> [About this task]: Your answer should show every line of the material below that includes "name".

> [Material provided]:
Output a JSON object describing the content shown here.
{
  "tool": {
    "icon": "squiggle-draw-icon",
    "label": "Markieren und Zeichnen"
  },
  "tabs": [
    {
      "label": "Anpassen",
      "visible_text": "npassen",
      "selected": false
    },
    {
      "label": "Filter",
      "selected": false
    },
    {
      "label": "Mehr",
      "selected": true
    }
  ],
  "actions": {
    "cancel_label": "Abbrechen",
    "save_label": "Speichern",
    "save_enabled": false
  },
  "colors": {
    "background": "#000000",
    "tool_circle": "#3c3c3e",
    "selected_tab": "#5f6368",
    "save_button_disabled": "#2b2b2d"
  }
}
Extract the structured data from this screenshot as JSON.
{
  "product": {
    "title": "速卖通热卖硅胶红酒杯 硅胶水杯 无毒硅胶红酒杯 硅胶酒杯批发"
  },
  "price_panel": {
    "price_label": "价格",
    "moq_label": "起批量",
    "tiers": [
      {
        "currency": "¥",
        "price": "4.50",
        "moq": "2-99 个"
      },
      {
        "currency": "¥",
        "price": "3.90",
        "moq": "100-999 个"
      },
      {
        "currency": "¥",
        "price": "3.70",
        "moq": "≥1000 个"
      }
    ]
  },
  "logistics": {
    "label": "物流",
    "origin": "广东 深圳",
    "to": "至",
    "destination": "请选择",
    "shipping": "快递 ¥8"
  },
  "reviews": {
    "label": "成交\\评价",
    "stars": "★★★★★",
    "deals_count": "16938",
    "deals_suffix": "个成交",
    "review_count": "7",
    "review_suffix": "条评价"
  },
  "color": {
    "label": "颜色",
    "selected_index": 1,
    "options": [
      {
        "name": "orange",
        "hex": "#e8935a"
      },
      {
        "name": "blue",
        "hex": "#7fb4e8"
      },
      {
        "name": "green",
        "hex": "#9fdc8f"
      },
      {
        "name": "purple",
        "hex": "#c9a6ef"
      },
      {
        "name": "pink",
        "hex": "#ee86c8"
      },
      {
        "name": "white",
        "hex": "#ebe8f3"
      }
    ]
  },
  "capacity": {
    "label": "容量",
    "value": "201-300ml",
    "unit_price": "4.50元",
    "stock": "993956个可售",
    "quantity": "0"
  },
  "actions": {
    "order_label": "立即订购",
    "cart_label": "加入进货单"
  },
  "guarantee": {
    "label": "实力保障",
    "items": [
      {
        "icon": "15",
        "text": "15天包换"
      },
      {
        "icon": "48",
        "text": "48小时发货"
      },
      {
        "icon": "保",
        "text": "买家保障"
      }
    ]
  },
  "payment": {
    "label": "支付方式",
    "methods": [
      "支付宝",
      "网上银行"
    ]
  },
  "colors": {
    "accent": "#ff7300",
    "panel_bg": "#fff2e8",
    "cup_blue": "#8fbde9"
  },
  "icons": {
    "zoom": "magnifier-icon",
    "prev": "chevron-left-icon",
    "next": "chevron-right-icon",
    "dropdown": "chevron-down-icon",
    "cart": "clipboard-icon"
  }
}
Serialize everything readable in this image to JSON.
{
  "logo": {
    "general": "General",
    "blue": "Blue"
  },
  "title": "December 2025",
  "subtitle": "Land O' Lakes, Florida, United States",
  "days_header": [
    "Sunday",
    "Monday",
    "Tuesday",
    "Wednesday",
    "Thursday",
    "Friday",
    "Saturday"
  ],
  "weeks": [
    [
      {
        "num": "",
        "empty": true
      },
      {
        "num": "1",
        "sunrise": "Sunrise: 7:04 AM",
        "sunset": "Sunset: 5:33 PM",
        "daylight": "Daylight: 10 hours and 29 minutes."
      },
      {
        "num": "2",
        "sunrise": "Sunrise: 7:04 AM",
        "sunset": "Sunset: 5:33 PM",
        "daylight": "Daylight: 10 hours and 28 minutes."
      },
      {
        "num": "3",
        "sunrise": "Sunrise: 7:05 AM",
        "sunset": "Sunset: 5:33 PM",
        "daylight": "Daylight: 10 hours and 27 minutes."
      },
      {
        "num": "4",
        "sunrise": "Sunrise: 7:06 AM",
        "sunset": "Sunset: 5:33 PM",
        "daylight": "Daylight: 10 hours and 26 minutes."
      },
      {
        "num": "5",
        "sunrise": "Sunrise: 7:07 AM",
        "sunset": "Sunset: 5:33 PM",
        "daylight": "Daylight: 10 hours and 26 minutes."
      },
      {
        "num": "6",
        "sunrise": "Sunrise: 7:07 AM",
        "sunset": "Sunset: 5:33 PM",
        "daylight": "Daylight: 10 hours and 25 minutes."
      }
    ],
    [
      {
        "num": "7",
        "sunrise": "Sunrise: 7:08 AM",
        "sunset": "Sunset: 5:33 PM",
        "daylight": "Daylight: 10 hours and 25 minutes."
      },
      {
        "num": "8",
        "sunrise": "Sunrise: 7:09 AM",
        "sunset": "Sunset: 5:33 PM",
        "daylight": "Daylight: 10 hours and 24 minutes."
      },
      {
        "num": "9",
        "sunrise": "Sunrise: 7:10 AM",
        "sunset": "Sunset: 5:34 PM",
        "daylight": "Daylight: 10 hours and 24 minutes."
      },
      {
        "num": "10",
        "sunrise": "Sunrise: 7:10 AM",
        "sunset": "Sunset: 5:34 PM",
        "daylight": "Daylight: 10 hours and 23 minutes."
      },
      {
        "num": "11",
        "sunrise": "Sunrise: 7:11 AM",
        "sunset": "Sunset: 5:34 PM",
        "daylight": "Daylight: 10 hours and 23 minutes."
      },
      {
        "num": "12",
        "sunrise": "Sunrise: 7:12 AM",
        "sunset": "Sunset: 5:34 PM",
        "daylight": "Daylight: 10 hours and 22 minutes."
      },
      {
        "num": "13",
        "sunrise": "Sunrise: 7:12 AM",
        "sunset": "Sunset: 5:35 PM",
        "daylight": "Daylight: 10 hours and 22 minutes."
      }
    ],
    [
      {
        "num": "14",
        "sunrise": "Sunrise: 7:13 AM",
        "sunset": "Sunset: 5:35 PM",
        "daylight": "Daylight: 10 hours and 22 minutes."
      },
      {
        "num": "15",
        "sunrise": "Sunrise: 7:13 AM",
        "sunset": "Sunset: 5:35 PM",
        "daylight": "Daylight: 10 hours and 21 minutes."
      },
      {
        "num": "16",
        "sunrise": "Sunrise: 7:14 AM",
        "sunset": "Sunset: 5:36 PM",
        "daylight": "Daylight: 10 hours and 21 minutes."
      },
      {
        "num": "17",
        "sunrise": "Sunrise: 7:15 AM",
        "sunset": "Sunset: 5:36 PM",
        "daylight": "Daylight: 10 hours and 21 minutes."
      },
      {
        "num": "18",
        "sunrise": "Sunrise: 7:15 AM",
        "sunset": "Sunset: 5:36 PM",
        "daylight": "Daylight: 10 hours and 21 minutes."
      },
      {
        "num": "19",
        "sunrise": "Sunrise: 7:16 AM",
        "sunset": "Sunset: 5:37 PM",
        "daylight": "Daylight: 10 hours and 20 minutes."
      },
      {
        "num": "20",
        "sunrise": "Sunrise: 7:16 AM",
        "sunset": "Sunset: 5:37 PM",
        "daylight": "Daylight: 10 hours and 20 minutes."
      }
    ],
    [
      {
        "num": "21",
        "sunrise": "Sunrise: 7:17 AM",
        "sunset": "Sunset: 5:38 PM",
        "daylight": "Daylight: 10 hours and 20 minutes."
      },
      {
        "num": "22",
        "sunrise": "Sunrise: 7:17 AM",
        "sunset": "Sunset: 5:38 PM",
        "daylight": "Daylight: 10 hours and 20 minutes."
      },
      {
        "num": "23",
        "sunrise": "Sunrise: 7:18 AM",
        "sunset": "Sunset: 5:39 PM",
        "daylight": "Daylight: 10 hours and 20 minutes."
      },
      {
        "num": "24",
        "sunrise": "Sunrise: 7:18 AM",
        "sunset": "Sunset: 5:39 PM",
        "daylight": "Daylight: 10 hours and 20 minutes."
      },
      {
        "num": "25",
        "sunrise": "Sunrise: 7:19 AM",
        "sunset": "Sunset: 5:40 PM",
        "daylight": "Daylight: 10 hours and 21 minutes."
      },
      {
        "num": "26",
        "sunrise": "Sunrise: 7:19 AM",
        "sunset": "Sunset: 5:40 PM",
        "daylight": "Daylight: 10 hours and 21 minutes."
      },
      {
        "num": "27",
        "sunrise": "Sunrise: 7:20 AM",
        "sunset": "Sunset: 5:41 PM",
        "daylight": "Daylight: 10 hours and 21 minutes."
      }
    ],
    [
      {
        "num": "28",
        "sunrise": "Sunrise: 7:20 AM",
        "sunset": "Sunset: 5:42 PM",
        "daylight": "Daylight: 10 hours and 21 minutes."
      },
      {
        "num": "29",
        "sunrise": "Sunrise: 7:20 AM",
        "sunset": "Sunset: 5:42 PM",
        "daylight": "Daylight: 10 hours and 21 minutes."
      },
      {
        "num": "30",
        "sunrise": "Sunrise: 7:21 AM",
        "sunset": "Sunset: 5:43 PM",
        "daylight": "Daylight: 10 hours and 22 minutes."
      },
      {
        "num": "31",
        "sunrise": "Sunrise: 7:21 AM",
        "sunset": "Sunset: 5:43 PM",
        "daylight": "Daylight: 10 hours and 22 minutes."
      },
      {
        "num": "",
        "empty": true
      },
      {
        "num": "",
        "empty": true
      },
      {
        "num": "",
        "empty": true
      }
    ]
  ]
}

> [Written reply]:
        "name": "orange",
        "name": "blue",
        "name": "green",
        "name": "purple",
        "name": "pink",
        "name": "white",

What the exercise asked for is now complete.